Defense lawyer Skerrett let loose in a remarkable address to the jury who were asked if Moorhouse were to start his manhood with the brand of Cain on his brow which would give his enemies … an opportunity to point him out as a convicted felon.
The jury returned a verdict of not guilty.”
The rider just behind Moorhouse on the practice race distinguished himself by suggesting in the court hearing “If the boy had stopped running, there would have been no accident.”
The Truth suggested it was a case of one law for the rich and one for the rest of us, but this story was reprinted four years after the New Brighton incident because of a court event in England:
“On London 29 January, W. H. R. Moorhouse, the aviator, was fined 20 pounds for criminal negligence. While motoring, he killed a farm labourer. The second person to die due to his speed deeds. Apparently, he fell off a horse startled by the speed of the vehicle going past.
In respect to the beach crash, Although the boys parents (the Gourlays) were devastated, they did not appear to be bitter and later received monetary compensation via Moorhouse who was badly affected by the incident.
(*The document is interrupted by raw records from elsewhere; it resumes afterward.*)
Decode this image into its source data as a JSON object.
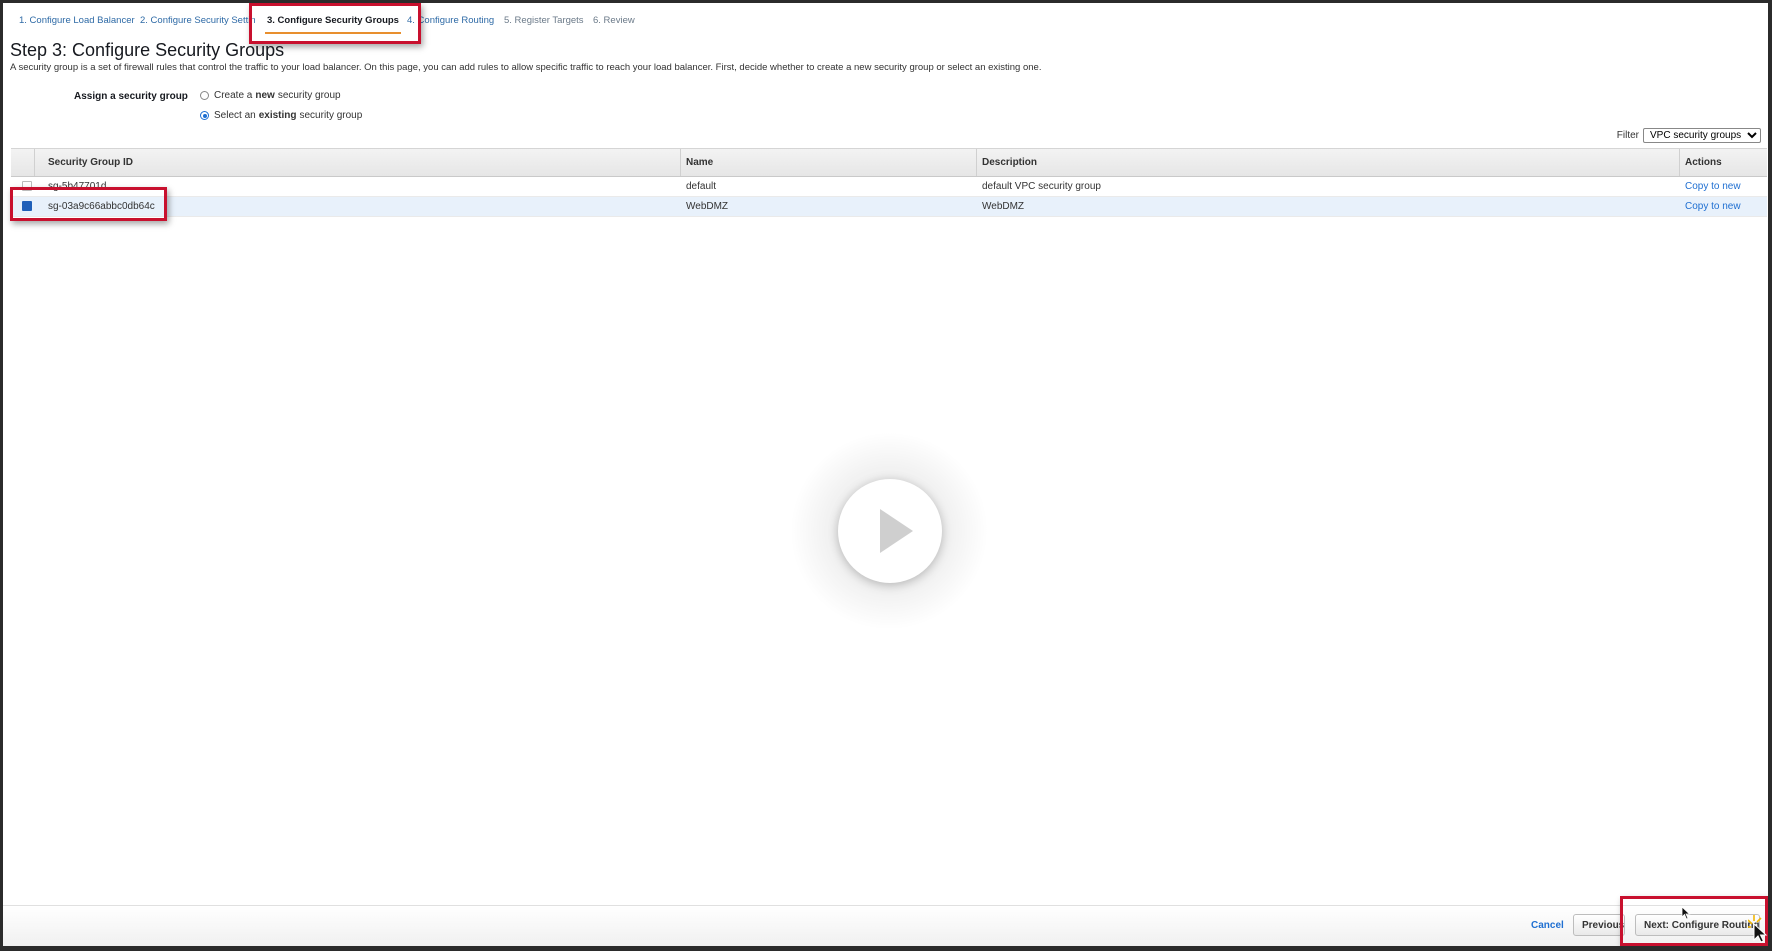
{
  "wizard": {
    "tabs": [
      {
        "label": "1. Configure Load Balancer"
      },
      {
        "label": "2. Configure Security Settings"
      },
      {
        "label": "3. Configure Security Groups"
      },
      {
        "label": "4. Configure Routing"
      },
      {
        "label": "5. Register Targets"
      },
      {
        "label": "6. Review"
      }
    ],
    "active_index": 2
  },
  "page": {
    "title": "Step 3: Configure Security Groups",
    "description": "A security group is a set of firewall rules that control the traffic to your load balancer. On this page, you can add rules to allow specific traffic to reach your load balancer. First, decide whether to create a new security group or select an existing one."
  },
  "assign": {
    "label": "Assign a security group",
    "option_new": {
      "prefix": "Create a",
      "bold": "new",
      "suffix": "security group",
      "checked": false
    },
    "option_existing": {
      "prefix": "Select an",
      "bold": "existing",
      "suffix": "security group",
      "checked": true
    }
  },
  "filter": {
    "label": "Filter",
    "selected": "VPC security groups"
  },
  "table": {
    "columns": [
      "Security Group ID",
      "Name",
      "Description",
      "Actions"
    ],
    "rows": [
      {
        "id": "sg-5b47701d",
        "name": "default",
        "description": "default VPC security group",
        "action": "Copy to new",
        "checked": false
      },
      {
        "id": "sg-03a9c66abbc0db64c",
        "name": "WebDMZ",
        "description": "WebDMZ",
        "action": "Copy to new",
        "checked": true
      }
    ]
  },
  "footer": {
    "cancel": "Cancel",
    "previous": "Previous",
    "next": "Next: Configure Routing"
  },
  "colors": {
    "highlight": "#c8102e",
    "link": "#1f6fd1",
    "active_tab_underline": "#e88f2e",
    "selected_row": "#e8f1fb"
  },
  "icons": {
    "play": "play-icon",
    "cursor": "mouse-pointer-icon"
  }
}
It did however put a cloud over future motor cycling races on the beach sanctioned by the Council, (WorkSafe would have a field day around the lack of warning signs around the practice day).
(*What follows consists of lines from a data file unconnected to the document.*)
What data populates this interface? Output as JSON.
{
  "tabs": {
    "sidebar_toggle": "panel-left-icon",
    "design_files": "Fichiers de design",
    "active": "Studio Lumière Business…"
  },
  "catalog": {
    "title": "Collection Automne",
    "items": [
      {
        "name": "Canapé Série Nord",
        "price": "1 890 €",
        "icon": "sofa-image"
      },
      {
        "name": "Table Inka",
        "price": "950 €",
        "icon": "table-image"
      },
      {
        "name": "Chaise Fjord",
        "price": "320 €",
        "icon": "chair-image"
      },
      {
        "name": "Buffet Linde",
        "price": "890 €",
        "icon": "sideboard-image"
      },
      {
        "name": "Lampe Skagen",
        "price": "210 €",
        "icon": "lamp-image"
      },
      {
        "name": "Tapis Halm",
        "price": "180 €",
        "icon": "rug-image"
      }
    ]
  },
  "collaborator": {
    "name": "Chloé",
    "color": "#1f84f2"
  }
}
The New Brighton Borough Council requested the Marine Department to “prohibit furious motoring on the beach within the precincts of the borough.”
Back in England, in 1909 William Moorhouse obtained his pilot’s licence and when war broke out in 1914 he joined the Royal Flying Corps.
In one action he saved countless British arm lives when he went on a solo long flight and dropped a 100-pound bomb (having that strapped under the plane dangerous enough on its own) on a railway line and interrupted a significant amount of supplies from reaching the German front line. Of course, he had to fly low and through enemy gun fire to achieve this result.
Despite being badly wounded nursed his very primitive aircraft back to England but eventually died of his wounds in April 2015, and for a 27-year-old had packed a great deal into his short life. His Maori mum Mary-Ann passing away in 1930 London.
Moorhouse was the first aviator to be awarded the Victoria Cross. In a tragic counterpoint, his son William was killed in World War II during the Battle of Britain, shortly after being awarded the Distinguished Flying Cross.
As for the Gourlay family… there were three other sons and one died aged 21 in the 1918 conflict (as did Moorhouse) and the last died in Christchurch in 1983.
(Post courtesy of CELESTE DONOVAN on behalf of the New Brighton Residents Assn)